Interface dataset entries:
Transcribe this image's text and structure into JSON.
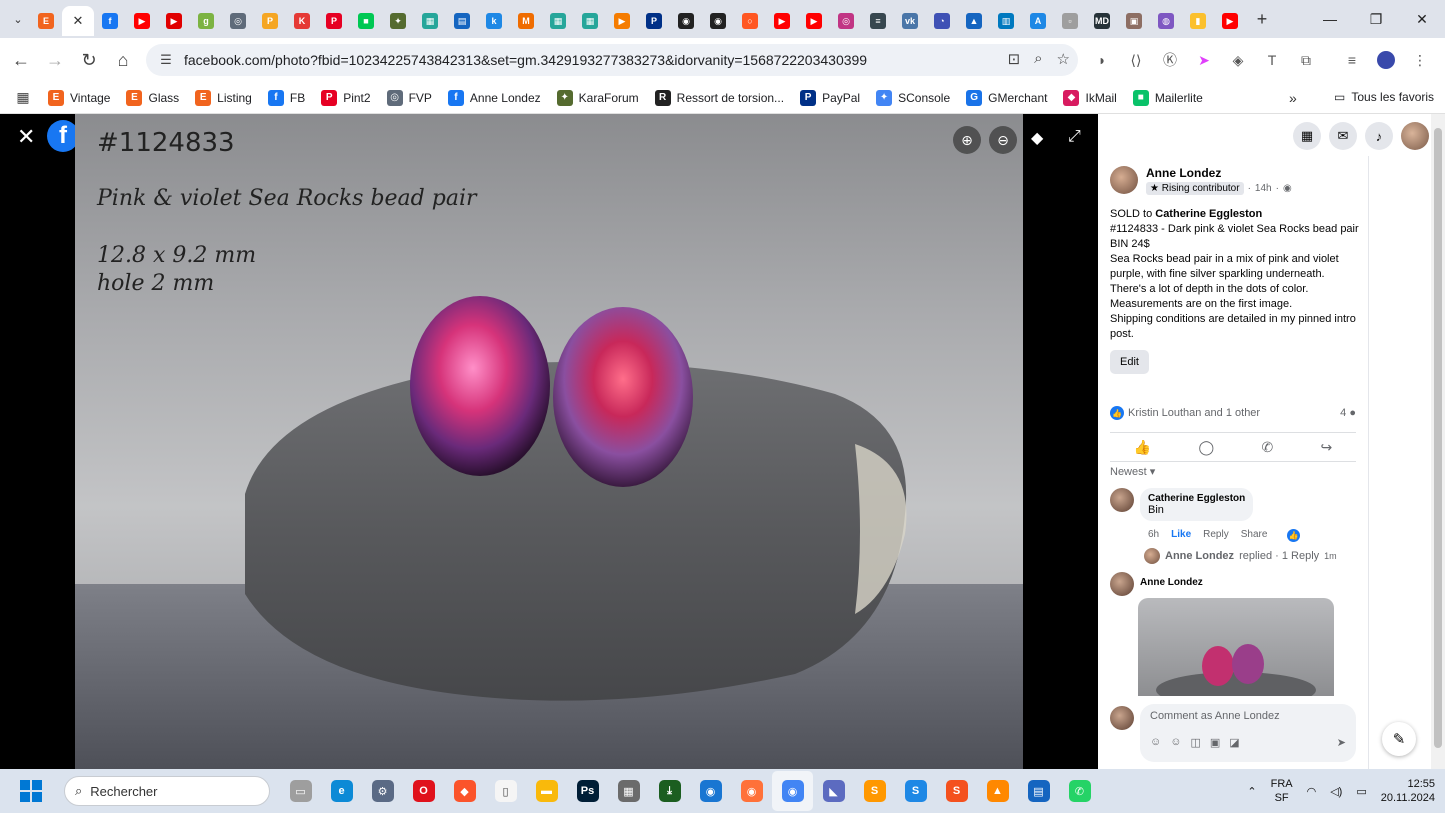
{
  "tabs": [
    {
      "icon": "etsy-icon",
      "label": "E",
      "color": "#f1641e"
    },
    {
      "icon": "close-tab-icon",
      "label": "✕",
      "color": "#333333",
      "active": true
    },
    {
      "icon": "facebook-icon",
      "label": "f",
      "color": "#1877f2"
    },
    {
      "icon": "youtube-icon",
      "label": "▶",
      "color": "#ff0000"
    },
    {
      "icon": "youtube-icon",
      "label": "▶",
      "color": "#e00000"
    },
    {
      "icon": "globe-icon",
      "label": "g",
      "color": "#7cb342"
    },
    {
      "icon": "globe-icon",
      "label": "◎",
      "color": "#5f6b7a"
    },
    {
      "icon": "pp-icon",
      "label": "P",
      "color": "#f5a623"
    },
    {
      "icon": "k-icon",
      "label": "K",
      "color": "#e53935"
    },
    {
      "icon": "pinterest-icon",
      "label": "P",
      "color": "#e60023"
    },
    {
      "icon": "chat-icon",
      "label": "■",
      "color": "#00c853"
    },
    {
      "icon": "bird-icon",
      "label": "✦",
      "color": "#556b2f"
    },
    {
      "icon": "grid-icon",
      "label": "▦",
      "color": "#26a69a"
    },
    {
      "icon": "print-icon",
      "label": "▤",
      "color": "#1565c0"
    },
    {
      "icon": "k-icon",
      "label": "k",
      "color": "#1e88e5"
    },
    {
      "icon": "magento-icon",
      "label": "M",
      "color": "#ef6c00"
    },
    {
      "icon": "grid-icon",
      "label": "▦",
      "color": "#26a69a"
    },
    {
      "icon": "grid-icon",
      "label": "▦",
      "color": "#26a69a"
    },
    {
      "icon": "play-icon",
      "label": "▶",
      "color": "#f57c00"
    },
    {
      "icon": "paypal-icon",
      "label": "P",
      "color": "#003087"
    },
    {
      "icon": "camera-icon",
      "label": "◉",
      "color": "#222222"
    },
    {
      "icon": "camera-icon",
      "label": "◉",
      "color": "#222222"
    },
    {
      "icon": "circle-icon",
      "label": "○",
      "color": "#ff5722"
    },
    {
      "icon": "youtube-icon",
      "label": "▶",
      "color": "#ff0000"
    },
    {
      "icon": "youtube-icon",
      "label": "▶",
      "color": "#ff0000"
    },
    {
      "icon": "instagram-icon",
      "label": "◎",
      "color": "#c13584"
    },
    {
      "icon": "drop-icon",
      "label": "≡",
      "color": "#37474f"
    },
    {
      "icon": "vk-icon",
      "label": "vk",
      "color": "#4a76a8"
    },
    {
      "icon": "compass-icon",
      "label": "◔",
      "color": "#3f51b5"
    },
    {
      "icon": "flag-icon",
      "label": "▲",
      "color": "#1565c0"
    },
    {
      "icon": "trello-icon",
      "label": "▥",
      "color": "#0079bf"
    },
    {
      "icon": "a-icon",
      "label": "A",
      "color": "#1e88e5"
    },
    {
      "icon": "page-icon",
      "label": "▫",
      "color": "#9e9e9e"
    },
    {
      "icon": "md-icon",
      "label": "MD",
      "color": "#263238"
    },
    {
      "icon": "bag-icon",
      "label": "▣",
      "color": "#8d6e63"
    },
    {
      "icon": "ring-icon",
      "label": "◍",
      "color": "#7e57c2"
    },
    {
      "icon": "jar-icon",
      "label": "▮",
      "color": "#fbc02d"
    },
    {
      "icon": "youtube-icon",
      "label": "▶",
      "color": "#ff0000"
    }
  ],
  "browser": {
    "url": "facebook.com/photo?fbid=10234225743842313&set=gm.3429193277383273&idorvanity=1568722203430399",
    "new_tab": "+",
    "minimize": "—",
    "restore": "❐",
    "close": "✕"
  },
  "bookmarks": [
    {
      "label": "Vintage",
      "icon": "etsy-icon",
      "glyph": "E",
      "color": "#f1641e"
    },
    {
      "label": "Glass",
      "icon": "etsy-icon",
      "glyph": "E",
      "color": "#f1641e"
    },
    {
      "label": "Listing",
      "icon": "etsy-icon",
      "glyph": "E",
      "color": "#f1641e"
    },
    {
      "label": "FB",
      "icon": "facebook-icon",
      "glyph": "f",
      "color": "#1877f2"
    },
    {
      "label": "Pint2",
      "icon": "pinterest-icon",
      "glyph": "P",
      "color": "#e60023"
    },
    {
      "label": "FVP",
      "icon": "globe-icon",
      "glyph": "◎",
      "color": "#5f6b7a"
    },
    {
      "label": "Anne Londez",
      "icon": "facebook-icon",
      "glyph": "f",
      "color": "#1877f2"
    },
    {
      "label": "KaraForum",
      "icon": "bird-icon",
      "glyph": "✦",
      "color": "#556b2f"
    },
    {
      "label": "Ressort de torsion...",
      "icon": "ressort-icon",
      "glyph": "R",
      "color": "#222222"
    },
    {
      "label": "PayPal",
      "icon": "paypal-icon",
      "glyph": "P",
      "color": "#003087"
    },
    {
      "label": "SConsole",
      "icon": "sconsole-icon",
      "glyph": "✦",
      "color": "#4285f4"
    },
    {
      "label": "GMerchant",
      "icon": "merchant-icon",
      "glyph": "G",
      "color": "#1a73e8"
    },
    {
      "label": "IkMail",
      "icon": "mail-icon",
      "glyph": "◆",
      "color": "#d81b60"
    },
    {
      "label": "Mailerlite",
      "icon": "chat-icon",
      "glyph": "■",
      "color": "#09c269"
    }
  ],
  "bookmarks_overflow": "»",
  "all_bookmarks": "Tous les favoris",
  "photo": {
    "line1": "#1124833",
    "line2": "Pink & violet Sea Rocks bead pair",
    "line3": "12.8 x 9.2 mm",
    "line4": "hole 2 mm"
  },
  "post": {
    "author": "Anne Londez",
    "badge": "Rising contributor",
    "time": "14h",
    "text_prefix": "SOLD to ",
    "sold_to": "Catherine Eggleston",
    "body": [
      "#1124833 - Dark pink & violet Sea Rocks bead pair",
      "BIN 24$",
      "Sea Rocks bead pair in a mix of pink and violet purple, with fine silver sparkling underneath. There's a lot of depth in the dots of color.",
      "Measurements are on the first image.",
      "Shipping conditions are detailed in my pinned intro post."
    ],
    "edit": "Edit",
    "reactions_text": "Kristin Louthan and 1 other",
    "comment_count": "4",
    "sort": "Newest"
  },
  "comment1": {
    "author": "Catherine Eggleston",
    "text": "Bin",
    "time": "6h",
    "like": "Like",
    "reply": "Reply",
    "share": "Share"
  },
  "reply_summary": {
    "who": "Anne Londez",
    "text": "replied · 1 Reply",
    "time": "1m"
  },
  "comment2": {
    "author": "Anne Londez"
  },
  "comment_box": {
    "placeholder": "Comment as Anne Londez"
  },
  "taskbar": {
    "search": "Rechercher",
    "lang1": "FRA",
    "lang2": "SF",
    "time": "12:55",
    "date": "20.11.2024",
    "apps": [
      {
        "icon": "file-explorer-icon",
        "glyph": "▭",
        "color": "#9e9e9e"
      },
      {
        "icon": "edge-icon",
        "glyph": "e",
        "color": "#0c8ad6"
      },
      {
        "icon": "settings-icon",
        "glyph": "⚙",
        "color": "#5a6a85"
      },
      {
        "icon": "opera-icon",
        "glyph": "O",
        "color": "#e0121c"
      },
      {
        "icon": "brave-icon",
        "glyph": "◆",
        "color": "#fb542b"
      },
      {
        "icon": "notepad-icon",
        "glyph": "▯",
        "color": "#f5f5f5"
      },
      {
        "icon": "folder-icon",
        "glyph": "▬",
        "color": "#f9b90b"
      },
      {
        "icon": "photoshop-icon",
        "glyph": "Ps",
        "color": "#001e36"
      },
      {
        "icon": "calculator-icon",
        "glyph": "▦",
        "color": "#6b6b6b"
      },
      {
        "icon": "download-icon",
        "glyph": "⤓",
        "color": "#1b5e20"
      },
      {
        "icon": "photos-icon",
        "glyph": "◉",
        "color": "#1976d2"
      },
      {
        "icon": "firefox-icon",
        "glyph": "◉",
        "color": "#ff7139"
      },
      {
        "icon": "chrome-icon",
        "glyph": "◉",
        "color": "#4285f4"
      },
      {
        "icon": "edge-alt-icon",
        "glyph": "◣",
        "color": "#5c6bc0"
      },
      {
        "icon": "sublime-icon",
        "glyph": "S",
        "color": "#ff9800"
      },
      {
        "icon": "s-app-icon",
        "glyph": "S",
        "color": "#1e88e5"
      },
      {
        "icon": "s-app-icon",
        "glyph": "S",
        "color": "#f4511e"
      },
      {
        "icon": "vlc-icon",
        "glyph": "▲",
        "color": "#ff8800"
      },
      {
        "icon": "document-icon",
        "glyph": "▤",
        "color": "#1565c0"
      },
      {
        "icon": "whatsapp-icon",
        "glyph": "✆",
        "color": "#25d366"
      }
    ]
  }
}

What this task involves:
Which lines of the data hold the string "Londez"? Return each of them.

The completed task:
      "label": "Anne Londez",
    "author": "Anne Londez",
    "who": "Anne Londez",
    "author": "Anne Londez"
    "placeholder": "Comment as Anne Londez"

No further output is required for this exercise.